EXERCISE: Only the number is needed. Please count the lines below in which the word "jacket" occurs.

DATA TO EXAMINE:

————————

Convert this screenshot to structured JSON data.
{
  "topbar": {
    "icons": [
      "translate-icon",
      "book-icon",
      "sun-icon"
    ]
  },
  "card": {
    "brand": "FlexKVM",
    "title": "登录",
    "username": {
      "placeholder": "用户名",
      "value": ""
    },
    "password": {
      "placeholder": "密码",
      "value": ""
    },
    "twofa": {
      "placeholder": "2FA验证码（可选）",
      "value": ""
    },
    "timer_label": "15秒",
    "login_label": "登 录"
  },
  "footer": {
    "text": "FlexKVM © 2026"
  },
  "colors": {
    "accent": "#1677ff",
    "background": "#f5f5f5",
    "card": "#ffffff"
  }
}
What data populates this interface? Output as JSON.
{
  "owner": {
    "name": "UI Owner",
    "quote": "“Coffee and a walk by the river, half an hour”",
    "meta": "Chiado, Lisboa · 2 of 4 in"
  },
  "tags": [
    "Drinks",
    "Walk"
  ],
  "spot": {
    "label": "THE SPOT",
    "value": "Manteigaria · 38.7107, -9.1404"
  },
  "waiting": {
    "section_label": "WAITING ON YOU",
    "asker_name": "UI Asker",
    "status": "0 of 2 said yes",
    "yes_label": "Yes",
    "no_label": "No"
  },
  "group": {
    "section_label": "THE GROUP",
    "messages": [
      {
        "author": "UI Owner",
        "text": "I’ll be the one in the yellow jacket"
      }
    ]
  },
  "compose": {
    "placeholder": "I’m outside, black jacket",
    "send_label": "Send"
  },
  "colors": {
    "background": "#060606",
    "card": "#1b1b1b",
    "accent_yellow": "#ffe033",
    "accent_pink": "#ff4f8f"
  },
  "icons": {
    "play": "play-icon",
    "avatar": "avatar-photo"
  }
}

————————

OUTPUT OF THE EXERCISE: 2